Approach to either harbour from the South holds no dangers
.....and as long as you are within a couple of hours of High Water they may be entered safely but be aware that once you are in you will have to be able to take the ground wherever you clew up. Laxey is tucked in the north corner of Laxey bay and may be a little difficult to pick out but if you head north from Clay Head you’ll trip over it eventually.
Ramsey from the North is a different kettle of fish. The currents around the Point of Ayre have, over the millennia formed a series banks stretching out to the East which should be avoided, especially in heavy weather when the seas break over them. There is also a problem in that chart depths on the West coast to the SW of the Point of Ayre are based on Victorian lead line surveys and are no longer accurate, there being reports of depths as much as 2 meters less than that expected. In suitable conditions the best bet is to come in North of the Strunakill Bank then tight to the Point of Ayre and slip inside the Whitestone Bank; alternatively, if coming up from Peel stand off Rue Point (SW of Ayre) and then shape a course to pass between the Strunakill Bank and the Point. If you decide to go outside the Whitestone Bank to the East of the Point of Ayre you are committing yourself to an unnecessarily long passage around the Bahama Bank.

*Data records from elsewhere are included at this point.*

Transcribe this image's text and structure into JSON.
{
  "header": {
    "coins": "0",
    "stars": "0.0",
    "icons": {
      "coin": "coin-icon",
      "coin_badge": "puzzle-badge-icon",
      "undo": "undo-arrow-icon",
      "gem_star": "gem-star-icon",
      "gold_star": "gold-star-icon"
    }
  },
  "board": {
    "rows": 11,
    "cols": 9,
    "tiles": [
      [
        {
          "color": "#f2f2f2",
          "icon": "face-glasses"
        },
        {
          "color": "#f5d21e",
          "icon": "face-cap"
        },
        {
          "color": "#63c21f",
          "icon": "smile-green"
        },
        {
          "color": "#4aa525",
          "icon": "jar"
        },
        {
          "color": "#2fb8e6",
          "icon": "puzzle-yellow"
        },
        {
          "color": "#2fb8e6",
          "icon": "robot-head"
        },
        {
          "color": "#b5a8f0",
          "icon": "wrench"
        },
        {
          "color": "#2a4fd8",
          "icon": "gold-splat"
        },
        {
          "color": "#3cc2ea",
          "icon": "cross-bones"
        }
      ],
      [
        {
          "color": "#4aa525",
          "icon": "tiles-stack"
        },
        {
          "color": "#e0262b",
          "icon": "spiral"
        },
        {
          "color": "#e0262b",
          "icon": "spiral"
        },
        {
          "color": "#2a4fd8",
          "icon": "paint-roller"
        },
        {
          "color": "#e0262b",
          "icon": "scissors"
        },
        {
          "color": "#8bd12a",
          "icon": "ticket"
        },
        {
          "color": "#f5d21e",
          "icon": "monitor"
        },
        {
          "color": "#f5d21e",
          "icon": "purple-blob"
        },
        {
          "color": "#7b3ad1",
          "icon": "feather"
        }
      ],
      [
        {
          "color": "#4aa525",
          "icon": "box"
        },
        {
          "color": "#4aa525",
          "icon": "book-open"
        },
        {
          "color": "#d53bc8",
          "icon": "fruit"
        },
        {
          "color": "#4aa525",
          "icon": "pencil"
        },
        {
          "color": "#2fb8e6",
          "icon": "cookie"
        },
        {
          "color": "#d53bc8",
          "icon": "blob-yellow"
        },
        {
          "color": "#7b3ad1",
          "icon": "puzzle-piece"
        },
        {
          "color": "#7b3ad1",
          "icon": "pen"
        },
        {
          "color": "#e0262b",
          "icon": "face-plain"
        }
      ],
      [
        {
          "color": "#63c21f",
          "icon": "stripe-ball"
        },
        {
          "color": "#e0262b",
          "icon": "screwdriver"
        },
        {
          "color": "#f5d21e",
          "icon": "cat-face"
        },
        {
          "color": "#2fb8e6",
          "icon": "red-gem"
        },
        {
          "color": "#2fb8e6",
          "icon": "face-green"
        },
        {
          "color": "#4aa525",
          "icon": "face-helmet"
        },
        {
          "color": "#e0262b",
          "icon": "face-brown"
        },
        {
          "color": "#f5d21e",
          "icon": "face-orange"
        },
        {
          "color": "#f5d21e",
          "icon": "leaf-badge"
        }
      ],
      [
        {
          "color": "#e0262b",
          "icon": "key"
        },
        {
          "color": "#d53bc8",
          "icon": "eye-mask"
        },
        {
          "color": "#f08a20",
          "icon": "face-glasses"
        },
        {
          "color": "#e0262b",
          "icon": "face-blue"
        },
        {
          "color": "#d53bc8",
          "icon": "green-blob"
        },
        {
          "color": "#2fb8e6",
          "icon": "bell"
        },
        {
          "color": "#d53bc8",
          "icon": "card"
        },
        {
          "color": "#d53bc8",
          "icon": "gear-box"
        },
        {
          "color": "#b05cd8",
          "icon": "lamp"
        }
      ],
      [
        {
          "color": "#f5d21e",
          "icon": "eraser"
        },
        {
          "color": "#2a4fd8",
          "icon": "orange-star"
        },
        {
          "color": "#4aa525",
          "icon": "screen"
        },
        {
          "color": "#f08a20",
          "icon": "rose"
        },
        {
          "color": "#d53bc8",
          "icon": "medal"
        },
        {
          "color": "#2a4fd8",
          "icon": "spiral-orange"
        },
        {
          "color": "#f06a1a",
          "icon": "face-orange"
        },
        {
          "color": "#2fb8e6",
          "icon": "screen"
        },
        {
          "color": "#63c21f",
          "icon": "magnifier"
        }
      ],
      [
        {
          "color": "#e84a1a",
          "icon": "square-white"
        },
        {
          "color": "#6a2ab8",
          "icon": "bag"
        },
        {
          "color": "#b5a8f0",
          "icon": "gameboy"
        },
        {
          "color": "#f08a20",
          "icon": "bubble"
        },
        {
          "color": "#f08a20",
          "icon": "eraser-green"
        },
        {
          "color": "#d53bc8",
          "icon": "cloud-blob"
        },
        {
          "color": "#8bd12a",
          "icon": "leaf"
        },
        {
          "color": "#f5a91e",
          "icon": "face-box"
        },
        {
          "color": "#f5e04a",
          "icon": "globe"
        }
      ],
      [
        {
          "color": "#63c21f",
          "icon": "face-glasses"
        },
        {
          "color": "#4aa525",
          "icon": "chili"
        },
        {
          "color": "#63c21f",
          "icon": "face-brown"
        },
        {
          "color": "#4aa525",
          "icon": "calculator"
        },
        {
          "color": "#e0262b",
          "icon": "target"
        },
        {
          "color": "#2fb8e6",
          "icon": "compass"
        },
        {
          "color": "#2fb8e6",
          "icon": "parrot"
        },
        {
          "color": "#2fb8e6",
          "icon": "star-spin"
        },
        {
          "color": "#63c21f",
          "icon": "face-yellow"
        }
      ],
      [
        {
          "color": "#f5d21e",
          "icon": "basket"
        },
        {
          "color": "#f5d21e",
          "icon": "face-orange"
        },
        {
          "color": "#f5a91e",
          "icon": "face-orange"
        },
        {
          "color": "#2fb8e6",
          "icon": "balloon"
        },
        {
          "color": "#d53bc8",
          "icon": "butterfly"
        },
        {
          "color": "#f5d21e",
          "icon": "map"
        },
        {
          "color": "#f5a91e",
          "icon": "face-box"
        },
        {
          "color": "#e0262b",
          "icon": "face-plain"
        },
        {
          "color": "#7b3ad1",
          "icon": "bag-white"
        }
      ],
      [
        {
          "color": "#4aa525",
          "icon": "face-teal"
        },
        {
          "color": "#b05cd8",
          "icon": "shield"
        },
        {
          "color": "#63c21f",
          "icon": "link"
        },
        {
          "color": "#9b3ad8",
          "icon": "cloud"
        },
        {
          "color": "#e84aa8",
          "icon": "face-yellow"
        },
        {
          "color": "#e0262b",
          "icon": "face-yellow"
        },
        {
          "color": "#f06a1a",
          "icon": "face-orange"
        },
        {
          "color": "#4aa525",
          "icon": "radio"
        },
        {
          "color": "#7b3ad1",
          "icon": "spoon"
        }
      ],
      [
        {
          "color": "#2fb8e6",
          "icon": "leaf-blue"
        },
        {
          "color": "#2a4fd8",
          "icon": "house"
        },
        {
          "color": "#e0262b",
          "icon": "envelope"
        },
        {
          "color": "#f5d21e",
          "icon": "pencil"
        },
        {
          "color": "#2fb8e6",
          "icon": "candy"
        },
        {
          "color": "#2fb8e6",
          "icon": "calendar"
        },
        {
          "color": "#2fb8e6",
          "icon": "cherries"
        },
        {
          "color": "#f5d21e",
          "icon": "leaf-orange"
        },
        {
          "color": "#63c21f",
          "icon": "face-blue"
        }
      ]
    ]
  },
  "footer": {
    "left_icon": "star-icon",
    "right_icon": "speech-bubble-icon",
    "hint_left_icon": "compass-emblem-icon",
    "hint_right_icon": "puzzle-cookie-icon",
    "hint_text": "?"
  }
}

The tidal streams around Point Ayre are quite fierce, reaching 3.5kts at Springs. East going starts at Dover +0600 and the West going at Dover -0015.
Ramsey will be obvious from miles away as it has tall white buildings to both the north and South of the harbour entrance. It must be emphasized that in any strong easterly winds you should not attempt to enter either harbour.
In Laxey you have the choice of a visitors’ buoy
........ a mile SW of the harbour in Garwick Bay or mooring next to one of the ladders on the South Pier if you can take the ground. The holding is good on sand just to the SW of the harbour entrance and anchoring there has to be a favoured option in light or off shore winds.
At Ramsey you will probably be directed to an alongside berth on the quay below the swing bridge. The East Quay is reserved for commercial traffic. If you can take the ground you could anchor on the bank north of the dolphin but that is uncomfortable if a swell sets in from the east. If the outer harbour is busy (as it well may be) you may be directed through the swing bridge to the inner harbour to dry out alongside the West Quay. As has been said there are a couple of visitors buoys just to the North of the end of the Queens Pier in the summer.
At Laxey there is fresh water from a tap on the quay, limited provisions close to the harbour and showers in the sailing club when it is open. We understand that the HM of Ramsey can provide a code for visitors to access the club if it is closed.
Manx Sailing and Cruising Club
Ramsey is better provided for; there’s water and shore power on the quays, showers and toilets in the yacht club (the HM has the access code in the Harbour Office). Diesel and petrol can be obtained in cans and there are plenty of shops for provisions. There is also a small boat yard with a slip if you need repairs.
There is little at Laxey apart from a pub, a seaside café and an Italian restaurant.
Ramsey is a lot better having some busy, if narrow, shopping streets, plenty of pubs and eateries. It has to be said that Ramsey today is not what it used to be although “Nightlife” the only night club in the North of the Island has recently reopened in Market Place.
Ramsey is also the terminus of the Manx Electric Railway giving access to the rest of island including of course Snaefell if you change at Laxey.
Bus & train time tables https://www.gov.im/categories/travel-traffic-and-motoring/bus-and-rail